• **Data section**
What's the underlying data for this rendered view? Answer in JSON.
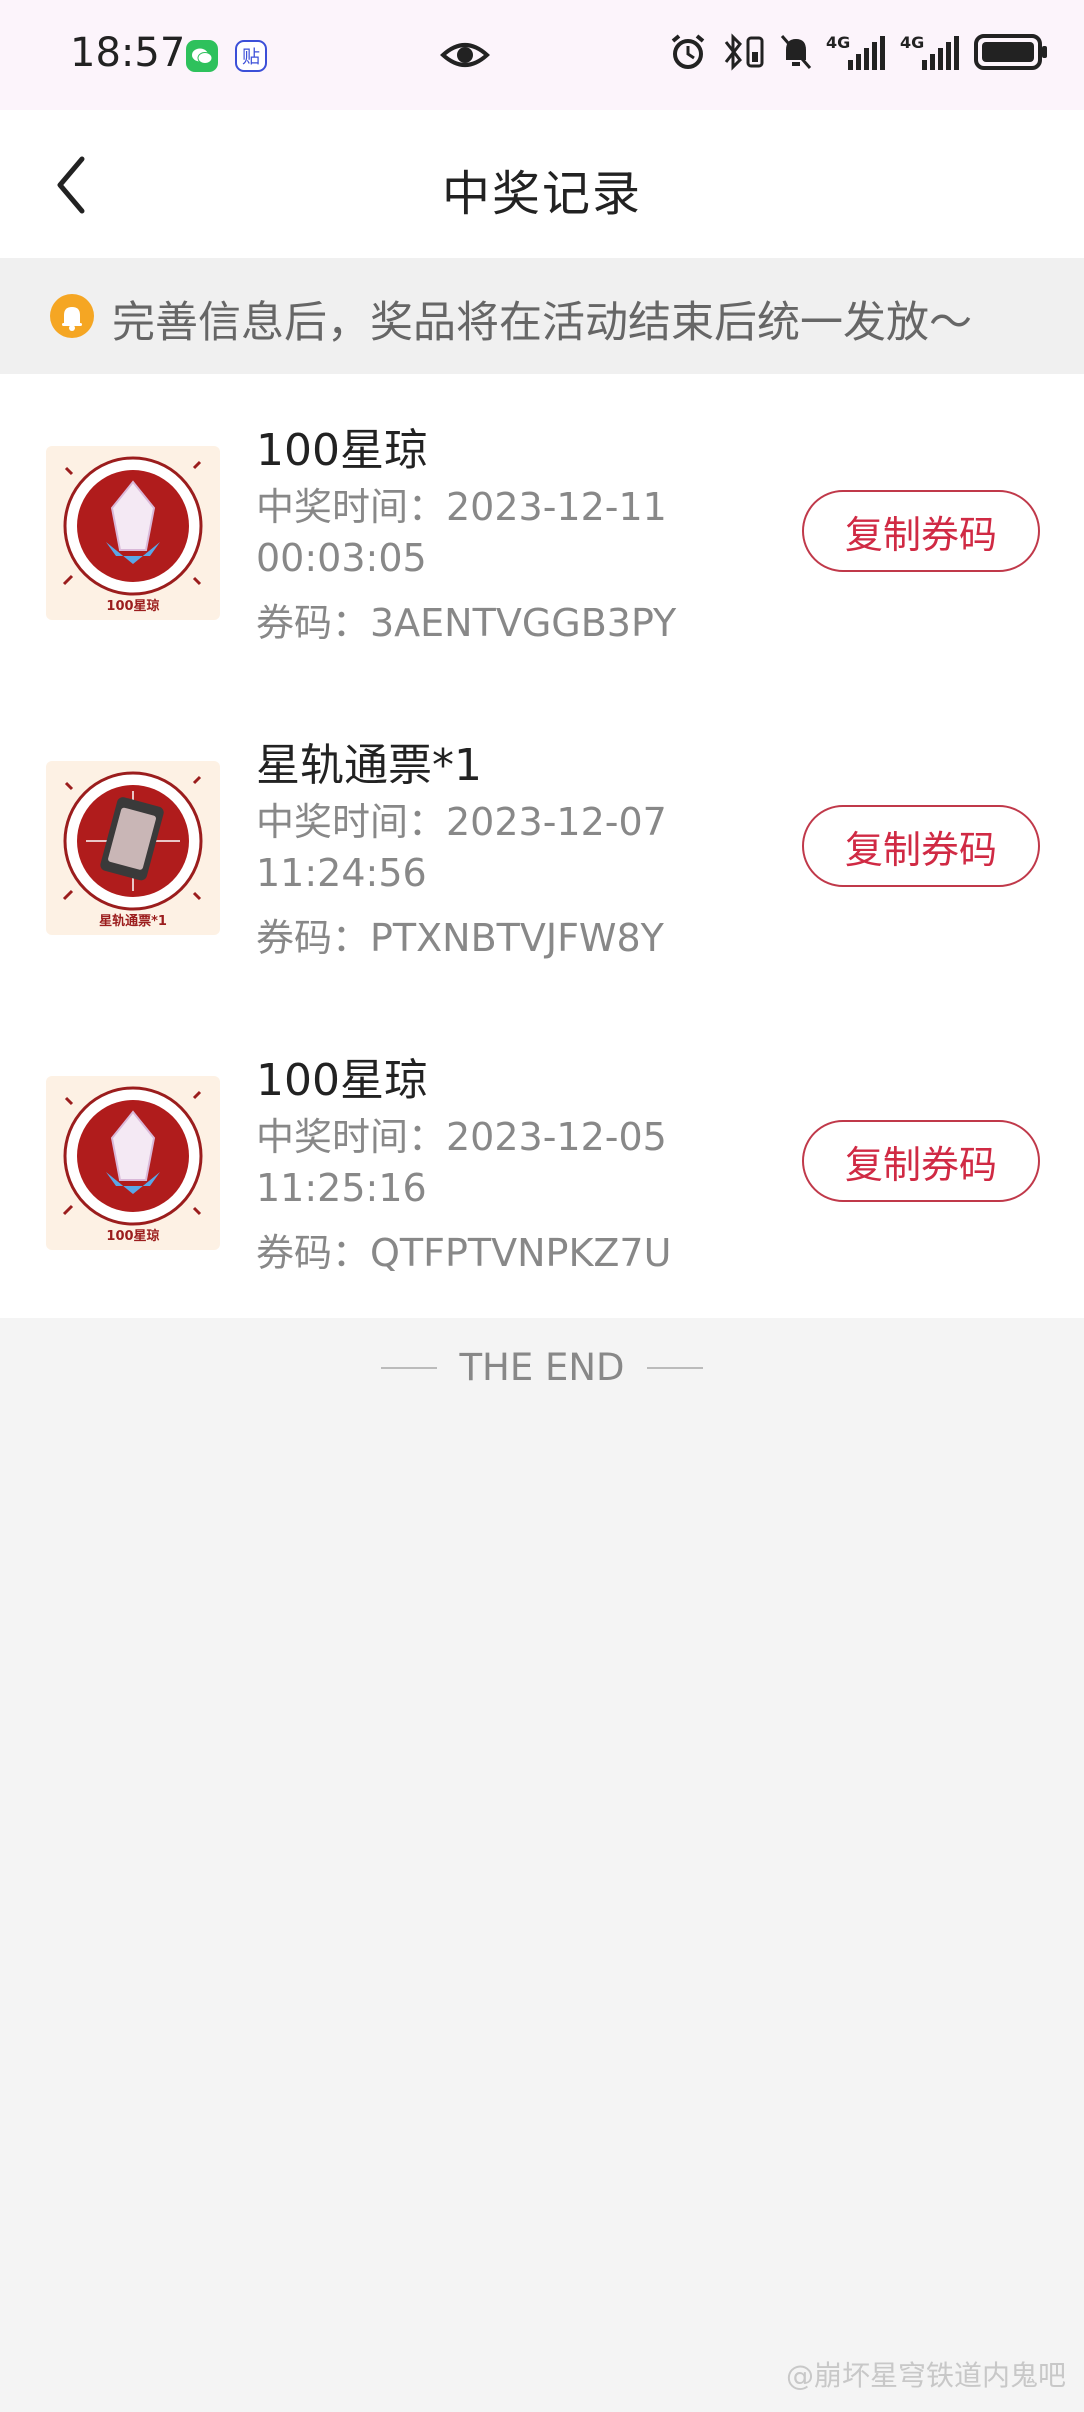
{
  "status_bar": {
    "time": "18:57",
    "icons": [
      "wechat-icon",
      "tieba-icon",
      "eye-icon",
      "alarm-icon",
      "bluetooth-icon",
      "mute-icon",
      "signal-4g-icon",
      "signal-4g-icon",
      "battery-icon"
    ],
    "network_label_1": "4G",
    "network_label_2": "4G",
    "tieba_glyph": "贴"
  },
  "nav": {
    "title": "中奖记录",
    "back_icon": "chevron-left-icon"
  },
  "notice": {
    "text": "完善信息后，奖品将在活动结束后统一发放～",
    "icon": "bell-icon"
  },
  "records": [
    {
      "title": "100星琼",
      "time_text": "中奖时间：2023-12-11 00:03:05",
      "code_text": "券码：3AENTVGGB3PY",
      "thumb_label": "100星琼",
      "button": "复制券码"
    },
    {
      "title": "星轨通票*1",
      "time_text": "中奖时间：2023-12-07 11:24:56",
      "code_text": "券码：PTXNBTVJFW8Y",
      "thumb_label": "星轨通票*1",
      "button": "复制券码"
    },
    {
      "title": "100星琼",
      "time_text": "中奖时间：2023-12-05 11:25:16",
      "code_text": "券码：QTFPTVNPKZ7U",
      "thumb_label": "100星琼",
      "button": "复制券码"
    }
  ],
  "end_text": "THE END",
  "watermark": "@崩坏星穹铁道内鬼吧",
  "colors": {
    "accent_red": "#d02a44",
    "notice_bell": "#f5a623",
    "page_background": "#f4f4f4"
  }
}
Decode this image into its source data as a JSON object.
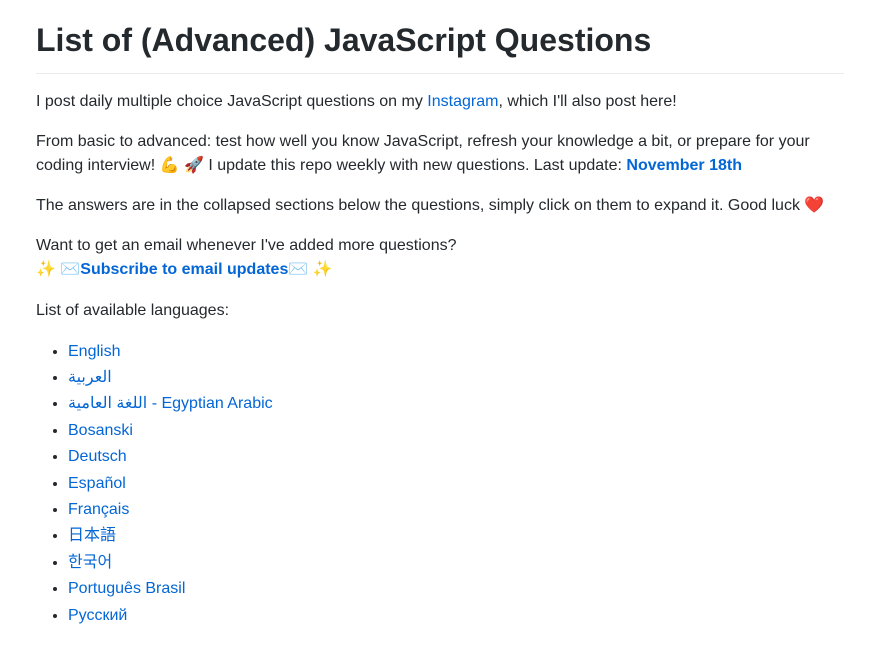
{
  "title": "List of (Advanced) JavaScript Questions",
  "intro": {
    "before": "I post daily multiple choice JavaScript questions on my ",
    "instagram": "Instagram",
    "after": ", which I'll also post here!"
  },
  "para2": {
    "before": "From basic to advanced: test how well you know JavaScript, refresh your knowledge a bit, or prepare for your coding interview! ",
    "mid": " I update this repo weekly with new questions. Last update: ",
    "date": "November 18th"
  },
  "para3": "The answers are in the collapsed sections below the questions, simply click on them to expand it. Good luck ",
  "emailPrompt": "Want to get an email whenever I've added more questions?",
  "subscribe": "Subscribe to email updates",
  "langHeader": "List of available languages:",
  "langs": {
    "l0": "English",
    "l1": "العربية",
    "l2": "اللغة العامية - Egyptian Arabic",
    "l3": "Bosanski",
    "l4": "Deutsch",
    "l5": "Español",
    "l6": "Français",
    "l7": "日本語",
    "l8": "한국어",
    "l9": "Português Brasil",
    "l10": "Русский"
  },
  "emoji": {
    "arm": "💪",
    "rocket": "🚀",
    "heart": "❤️",
    "sparkle": "✨",
    "envelope": "✉️"
  }
}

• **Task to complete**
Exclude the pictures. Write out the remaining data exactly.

• **Solution to the problem**
What's the underlying data for this rendered view? Answer in JSON.
{
  "status_bar": {
    "time": "18:57",
    "icons": [
      "wechat-icon",
      "tieba-icon",
      "eye-icon",
      "alarm-icon",
      "bluetooth-icon",
      "mute-icon",
      "signal-4g-icon",
      "signal-4g-icon",
      "battery-icon"
    ],
    "network_label_1": "4G",
    "network_label_2": "4G",
    "tieba_glyph": "贴"
  },
  "nav": {
    "title": "中奖记录",
    "back_icon": "chevron-left-icon"
  },
  "notice": {
    "text": "完善信息后，奖品将在活动结束后统一发放～",
    "icon": "bell-icon"
  },
  "records": [
    {
      "title": "100星琼",
      "time_text": "中奖时间：2023-12-11 00:03:05",
      "code_text": "券码：3AENTVGGB3PY",
      "thumb_label": "100星琼",
      "button": "复制券码"
    },
    {
      "title": "星轨通票*1",
      "time_text": "中奖时间：2023-12-07 11:24:56",
      "code_text": "券码：PTXNBTVJFW8Y",
      "thumb_label": "星轨通票*1",
      "button": "复制券码"
    },
    {
      "title": "100星琼",
      "time_text": "中奖时间：2023-12-05 11:25:16",
      "code_text": "券码：QTFPTVNPKZ7U",
      "thumb_label": "100星琼",
      "button": "复制券码"
    }
  ],
  "end_text": "THE END",
  "watermark": "@崩坏星穹铁道内鬼吧",
  "colors": {
    "accent_red": "#d02a44",
    "notice_bell": "#f5a623",
    "page_background": "#f4f4f4"
  }
}
Decode this image into its source data as a JSON object.
{
  "title": "List of (Advanced) JavaScript Questions",
  "intro": {
    "before": "I post daily multiple choice JavaScript questions on my ",
    "instagram": "Instagram",
    "after": ", which I'll also post here!"
  },
  "para2": {
    "before": "From basic to advanced: test how well you know JavaScript, refresh your knowledge a bit, or prepare for your coding interview! ",
    "mid": " I update this repo weekly with new questions. Last update: ",
    "date": "November 18th"
  },
  "para3": "The answers are in the collapsed sections below the questions, simply click on them to expand it. Good luck ",
  "emailPrompt": "Want to get an email whenever I've added more questions?",
  "subscribe": "Subscribe to email updates",
  "langHeader": "List of available languages:",
  "langs": {
    "l0": "English",
    "l1": "العربية",
    "l2": "اللغة العامية - Egyptian Arabic",
    "l3": "Bosanski",
    "l4": "Deutsch",
    "l5": "Español",
    "l6": "Français",
    "l7": "日本語",
    "l8": "한국어",
    "l9": "Português Brasil",
    "l10": "Русский"
  },
  "emoji": {
    "arm": "💪",
    "rocket": "🚀",
    "heart": "❤️",
    "sparkle": "✨",
    "envelope": "✉️"
  }
}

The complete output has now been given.